- [Data records for software interfaces]:
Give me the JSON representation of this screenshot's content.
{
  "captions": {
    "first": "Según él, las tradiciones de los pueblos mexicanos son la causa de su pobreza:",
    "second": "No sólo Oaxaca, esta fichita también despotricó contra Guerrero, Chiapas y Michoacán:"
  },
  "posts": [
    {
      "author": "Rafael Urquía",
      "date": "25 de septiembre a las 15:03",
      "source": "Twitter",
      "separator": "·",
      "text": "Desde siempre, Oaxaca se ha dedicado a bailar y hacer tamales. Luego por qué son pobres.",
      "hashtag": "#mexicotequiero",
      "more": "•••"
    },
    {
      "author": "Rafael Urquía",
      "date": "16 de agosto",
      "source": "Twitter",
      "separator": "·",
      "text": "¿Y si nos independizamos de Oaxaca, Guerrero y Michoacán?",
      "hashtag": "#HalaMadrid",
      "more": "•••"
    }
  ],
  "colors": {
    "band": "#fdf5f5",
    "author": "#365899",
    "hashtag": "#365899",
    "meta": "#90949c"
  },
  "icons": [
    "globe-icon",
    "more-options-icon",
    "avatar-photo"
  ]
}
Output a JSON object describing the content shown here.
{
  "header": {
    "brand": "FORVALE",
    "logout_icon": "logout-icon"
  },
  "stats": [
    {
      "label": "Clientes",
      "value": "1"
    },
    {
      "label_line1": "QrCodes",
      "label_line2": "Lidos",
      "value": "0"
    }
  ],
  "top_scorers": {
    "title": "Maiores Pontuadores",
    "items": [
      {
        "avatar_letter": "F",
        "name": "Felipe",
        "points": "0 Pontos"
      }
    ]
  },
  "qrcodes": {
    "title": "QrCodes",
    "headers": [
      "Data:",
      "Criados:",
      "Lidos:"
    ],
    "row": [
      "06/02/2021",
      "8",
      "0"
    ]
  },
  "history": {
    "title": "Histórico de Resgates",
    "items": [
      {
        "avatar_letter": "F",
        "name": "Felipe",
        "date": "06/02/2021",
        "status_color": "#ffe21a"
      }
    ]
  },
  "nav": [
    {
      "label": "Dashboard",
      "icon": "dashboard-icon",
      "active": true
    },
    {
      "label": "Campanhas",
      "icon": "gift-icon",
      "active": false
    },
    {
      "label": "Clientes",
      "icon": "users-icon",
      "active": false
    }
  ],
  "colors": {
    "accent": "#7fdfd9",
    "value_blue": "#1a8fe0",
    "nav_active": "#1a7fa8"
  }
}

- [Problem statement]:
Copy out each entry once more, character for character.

- [Answer to the exercise]:
Give me the JSON representation of this screenshot's content.
{
  "captions": {
    "first": "Según él, las tradiciones de los pueblos mexicanos son la causa de su pobreza:",
    "second": "No sólo Oaxaca, esta fichita también despotricó contra Guerrero, Chiapas y Michoacán:"
  },
  "posts": [
    {
      "author": "Rafael Urquía",
      "date": "25 de septiembre a las 15:03",
      "source": "Twitter",
      "separator": "·",
      "text": "Desde siempre, Oaxaca se ha dedicado a bailar y hacer tamales. Luego por qué son pobres.",
      "hashtag": "#mexicotequiero",
      "more": "•••"
    },
    {
      "author": "Rafael Urquía",
      "date": "16 de agosto",
      "source": "Twitter",
      "separator": "·",
      "text": "¿Y si nos independizamos de Oaxaca, Guerrero y Michoacán?",
      "hashtag": "#HalaMadrid",
      "more": "•••"
    }
  ],
  "colors": {
    "band": "#fdf5f5",
    "author": "#365899",
    "hashtag": "#365899",
    "meta": "#90949c"
  },
  "icons": [
    "globe-icon",
    "more-options-icon",
    "avatar-photo"
  ]
}
Output a JSON object describing the content shown here.
{
  "header": {
    "brand": "FORVALE",
    "logout_icon": "logout-icon"
  },
  "stats": [
    {
      "label": "Clientes",
      "value": "1"
    },
    {
      "label_line1": "QrCodes",
      "label_line2": "Lidos",
      "value": "0"
    }
  ],
  "top_scorers": {
    "title": "Maiores Pontuadores",
    "items": [
      {
        "avatar_letter": "F",
        "name": "Felipe",
        "points": "0 Pontos"
      }
    ]
  },
  "qrcodes": {
    "title": "QrCodes",
    "headers": [
      "Data:",
      "Criados:",
      "Lidos:"
    ],
    "row": [
      "06/02/2021",
      "8",
      "0"
    ]
  },
  "history": {
    "title": "Histórico de Resgates",
    "items": [
      {
        "avatar_letter": "F",
        "name": "Felipe",
        "date": "06/02/2021",
        "status_color": "#ffe21a"
      }
    ]
  },
  "nav": [
    {
      "label": "Dashboard",
      "icon": "dashboard-icon",
      "active": true
    },
    {
      "label": "Campanhas",
      "icon": "gift-icon",
      "active": false
    },
    {
      "label": "Clientes",
      "icon": "users-icon",
      "active": false
    }
  ],
  "colors": {
    "accent": "#7fdfd9",
    "value_blue": "#1a8fe0",
    "nav_active": "#1a7fa8"
  }
}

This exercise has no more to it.